Numerous are the passages which exalt marriage. Proverbs 18:22a, “Whoso findeth a wife findeth a good thing.” Genesis 2:18, “It is not good that a man should be alone…” Proverbs 3:10, “Who can find a virtuous woman? For her price is far above the rubies.” Hebrews 13:4, “Marriage is honourable in all.” Proverbs 5:18b, “Rejoice with the wife of thy youth.”
A good marriage can be a wonderful blessing. In a good marriage the husband and wife help and complement one another. In a good marriage the husband and wife help one another walk the Christian life and encourage and edify one another toward Heaven.
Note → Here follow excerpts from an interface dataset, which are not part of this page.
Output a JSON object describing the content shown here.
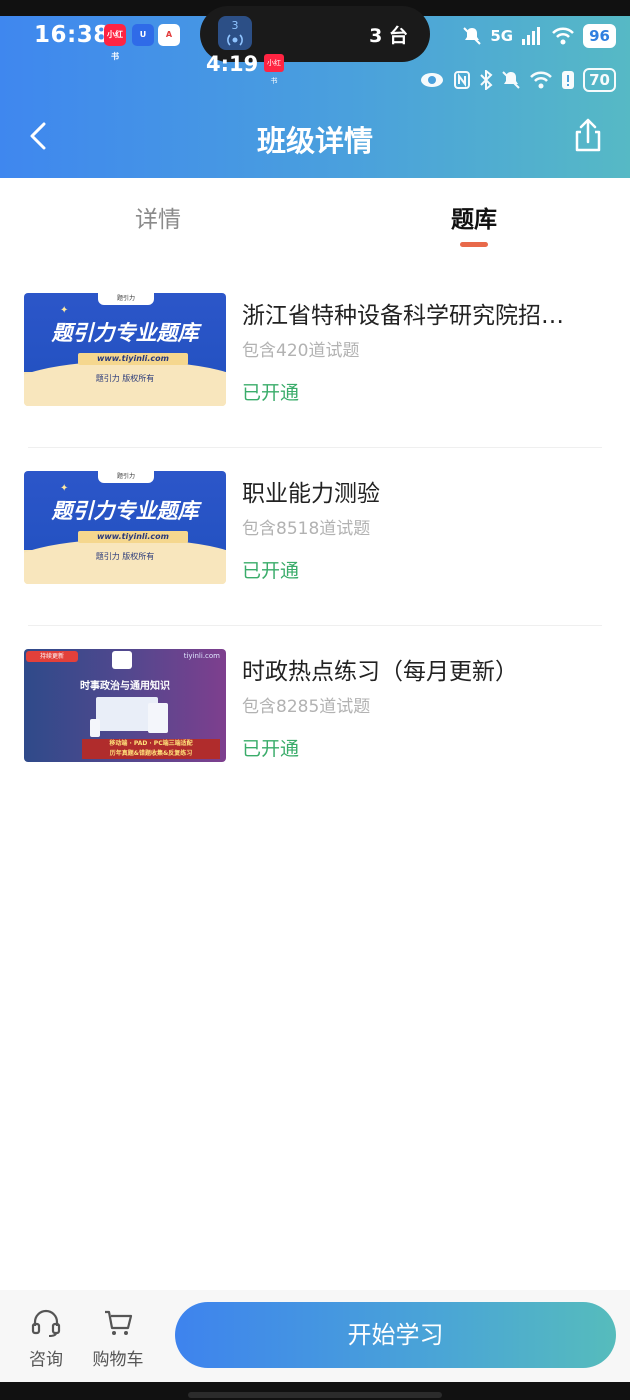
{
  "status_bar": {
    "time": "16:38",
    "app_badges": [
      "小红书",
      "U",
      "A"
    ],
    "island_icon_count": "3",
    "island_text": "3 台",
    "network": "5G",
    "battery": "96",
    "secondary_time": "4:19",
    "secondary_battery": "70"
  },
  "nav": {
    "title": "班级详情"
  },
  "tabs": [
    {
      "label": "详情",
      "active": false
    },
    {
      "label": "题库",
      "active": true
    }
  ],
  "items": [
    {
      "title": "浙江省特种设备科学研究院招…",
      "count": "包含420道试题",
      "status": "已开通",
      "thumb": {
        "logo": "题引力",
        "headline": "题引力专业题库",
        "url": "www.tiyinli.com",
        "copyright": "题引力 版权所有"
      }
    },
    {
      "title": "职业能力测验",
      "count": "包含8518道试题",
      "status": "已开通",
      "thumb": {
        "logo": "题引力",
        "headline": "题引力专业题库",
        "url": "www.tiyinli.com",
        "copyright": "题引力 版权所有"
      }
    },
    {
      "title": "时政热点练习（每月更新）",
      "count": "包含8285道试题",
      "status": "已开通",
      "thumb": {
        "tag": "持续更新",
        "site": "tiyinli.com",
        "headline": "时事政治与通用知识",
        "banner_line1": "移动端 · PAD · PC端三端适配",
        "banner_line2": "历年真题&错题收集&反复练习"
      }
    }
  ],
  "bottom": {
    "consult_label": "咨询",
    "cart_label": "购物车",
    "start_label": "开始学习"
  },
  "colors": {
    "accent_green": "#3aac6a",
    "tab_indicator": "#e8694a",
    "header_gradient_start": "#3f87ef",
    "header_gradient_end": "#56b9c5"
  }
}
But not all marriages are like this. The Bible so warns. Proverbs 21:9, “It is better to dwell in a corner of the housetop, than with a brawling woman in a wide house.” Proverbs 21:19, “It is better to dwell in the wilderness than with a contentious and an angry woman.” Proverbs 25:24, “It is better to dwell in the corner of the housetop than with a brawling woman in a wide house.” Proverbs 19:13b, “The contentions of a wife are a continual dropping.” Proverbs 27:15: “A continual dropping in a very rainy day and a contentious woman are alike.”
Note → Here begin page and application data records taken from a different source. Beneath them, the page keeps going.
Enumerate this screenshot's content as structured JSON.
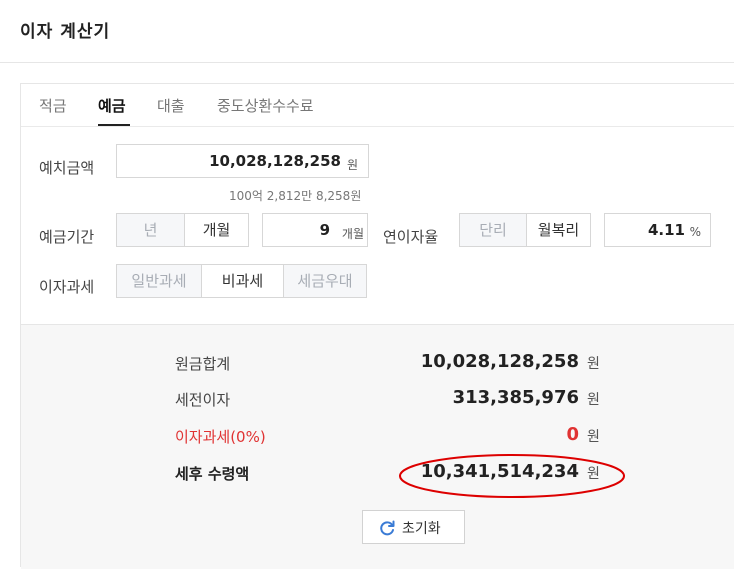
{
  "header": {
    "title": "이자 계산기"
  },
  "tabs": [
    {
      "label": "적금"
    },
    {
      "label": "예금"
    },
    {
      "label": "대출"
    },
    {
      "label": "중도상환수수료"
    }
  ],
  "deposit": {
    "label": "예치금액",
    "value": "10,028,128,258",
    "unit": "원",
    "helper": "100억 2,812만 8,258원"
  },
  "period": {
    "label": "예금기간",
    "options": [
      "년",
      "개월"
    ],
    "selected": "개월",
    "value": "9",
    "unit": "개월"
  },
  "rate": {
    "label": "연이자율",
    "options": [
      "단리",
      "월복리"
    ],
    "selected": "월복리",
    "value": "4.11",
    "unit": "%"
  },
  "tax": {
    "label": "이자과세",
    "options": [
      "일반과세",
      "비과세",
      "세금우대"
    ],
    "selected": "비과세"
  },
  "results": {
    "principal": {
      "label": "원금합계",
      "value": "10,028,128,258",
      "unit": "원"
    },
    "pretax_interest": {
      "label": "세전이자",
      "value": "313,385,976",
      "unit": "원"
    },
    "tax": {
      "label": "이자과세(0%)",
      "value": "0",
      "unit": "원"
    },
    "net": {
      "label": "세후 수령액",
      "value": "10,341,514,234",
      "unit": "원"
    }
  },
  "reset_label": "초기화",
  "colors": {
    "accent_red": "#e03333",
    "annotation_red": "#dd0000",
    "reset_icon_blue": "#3a7bd5"
  }
}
Consider the marriage between Walter Scott and Eliza Sandidge. This was Walter’s third marriage. He was married first to Sarah Whitsette from 1823 to 1849, when she died. He then married Nannie Allen. This marriage lasted from 1850 to 1854 when she too passed on. In 1855 he married a widow, Eliza Sandidge. He would be married to her until his death in 1861. This was a most unhappy marriage by all accounts.
Before we look at the marriage, understand that Walter Scott was a great preacher, and an important preacher during restoration days. One man, Darby Phillips, wrote, “Alexander Campbell provided the intellectual direction of the Restoration, but it was Walter Scott who provided the evangelistic fervor.” Robert Richardson, Campbell’s own biographer wrote, “Among the helpers and fellow laborers of Alexander Campbell the first place must be awarded to Walter Scott.” William Baxter, Scott’s biographer, wrote comparing Walter Scott and Alexander Campbell, “Campbell never fell below the expectations of the hearers, Scott frequently did; but there were times when he rose to a height of eloquence which the former never equaled.” Walter Scott probably baptized more souls into Christ than any one of the Restoration pioneers. In the year 1827 he baptized over 1000 people – in one year alone! Alexander Campbell wrote following Walter’s death, “Next to my father, he was my most indefatigable fellow laborer… I knew him well… I knew him long… I loved him much.”
In 1855 at the age of 59, Walter married Eliza. Walter’s new wife was wealthy, but tight with money. Walter was tender-hearted and often gave away nearly everything he made. On one occasion, he went to the store for groceries and ended up giving all away before he got back home. Once, he gave a neighbor one of his cows since he had two and his neighbor had none. Once, Alexander Campbell gave him a $5 gold coin following a sermon. That same day, Walter and Alexander met a beggar, and Walter reached into his pocket and gave the man a gold coin.
Needless to say, the way Walter handled money and his wife’s view of money soon brought about much conflict. Walter and Eliza fought. “Scott’s third wife… would storm at him and run him out of the house. Often he spent the night sitting on the doorstep of a neighbor. Once she ran him off from home. Several days later he was found walking the streets of Cincinnati in a daze” (The Search for Ancient Order, vol. 1, page 86). Walter was very often sad and melancholy.
Maybe the fault was not all her’s. Maybe he should have been more careful in handling the family’s money. But how miserable he was. How miserable the marriage.
Be very choosy in selecting a mate. Marry someone who will help you to be more spiritually minded, more Christ like, more productive. Marry someone who will help you get to heaven.